▶ [About this exercise]:
List every line below containing "kind".

▶ [Records provided]:
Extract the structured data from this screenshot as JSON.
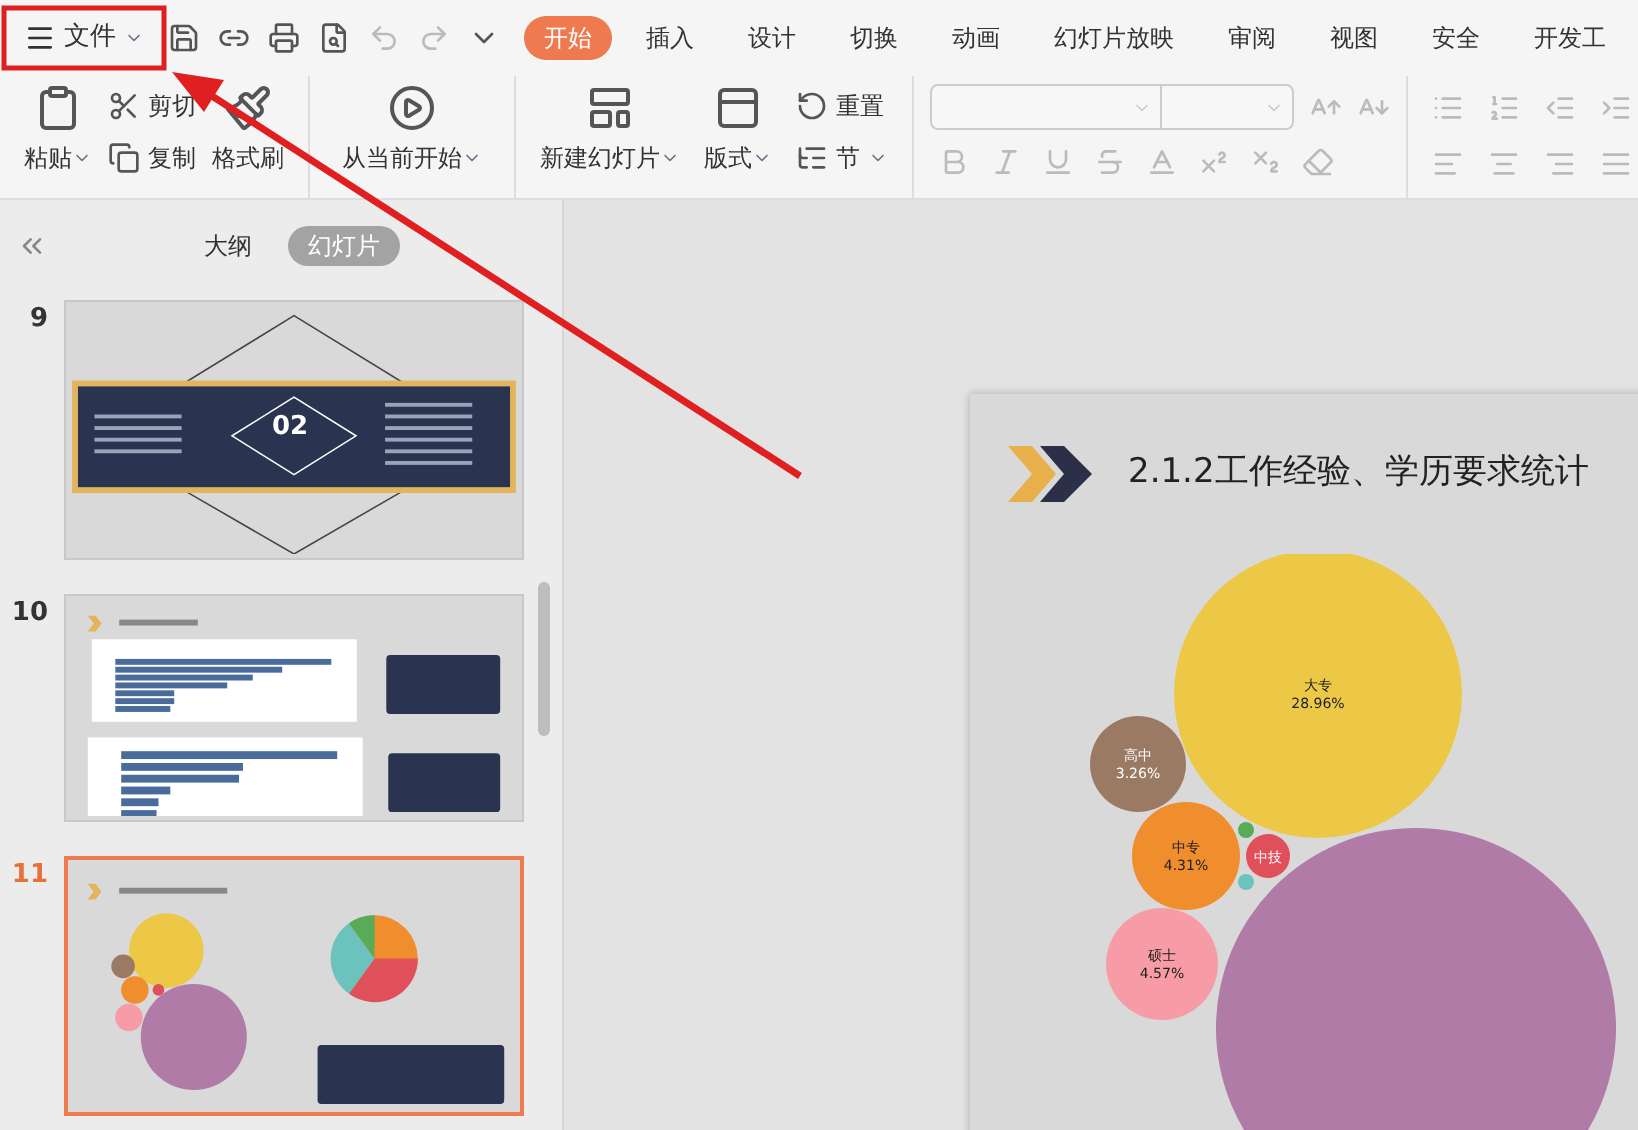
{
  "menu_button": {
    "label": "文件"
  },
  "tabs": [
    {
      "label": "开始",
      "selected": true
    },
    {
      "label": "插入",
      "selected": false
    },
    {
      "label": "设计",
      "selected": false
    },
    {
      "label": "切换",
      "selected": false
    },
    {
      "label": "动画",
      "selected": false
    },
    {
      "label": "幻灯片放映",
      "selected": false
    },
    {
      "label": "审阅",
      "selected": false
    },
    {
      "label": "视图",
      "selected": false
    },
    {
      "label": "安全",
      "selected": false
    },
    {
      "label": "开发工",
      "selected": false
    }
  ],
  "ribbon": {
    "paste": "粘贴",
    "cut": "剪切",
    "copy": "复制",
    "format_painter": "格式刷",
    "play_from_current": "从当前开始",
    "new_slide": "新建幻灯片",
    "layout": "版式",
    "reset": "重置",
    "section": "节"
  },
  "panel_tabs": [
    {
      "label": "大纲",
      "selected": false
    },
    {
      "label": "幻灯片",
      "selected": true
    }
  ],
  "thumbnails": [
    {
      "number": "9",
      "kind": "section",
      "selected": false,
      "big_number": "02"
    },
    {
      "number": "10",
      "kind": "bars",
      "selected": false
    },
    {
      "number": "11",
      "kind": "bubbles",
      "selected": true
    }
  ],
  "slide": {
    "title": "2.1.2工作经验、学历要求统计",
    "bubbles": [
      {
        "label": "大专",
        "value": "28.96%",
        "color": "#ecc846"
      },
      {
        "label": "高中",
        "value": "3.26%",
        "color": "#9a7a63"
      },
      {
        "label": "中专",
        "value": "4.31%",
        "color": "#f08d2c"
      },
      {
        "label": "中技",
        "color": "#e0505a"
      },
      {
        "color": "#5aab57"
      },
      {
        "color": "#6cc3bd"
      },
      {
        "label": "硕士",
        "value": "4.57%",
        "color": "#f79ca6"
      },
      {
        "color": "#b07ba6"
      }
    ]
  }
}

▶ [Task result]:
      "kind": "section",
      "kind": "bars",
      "kind": "bubbles",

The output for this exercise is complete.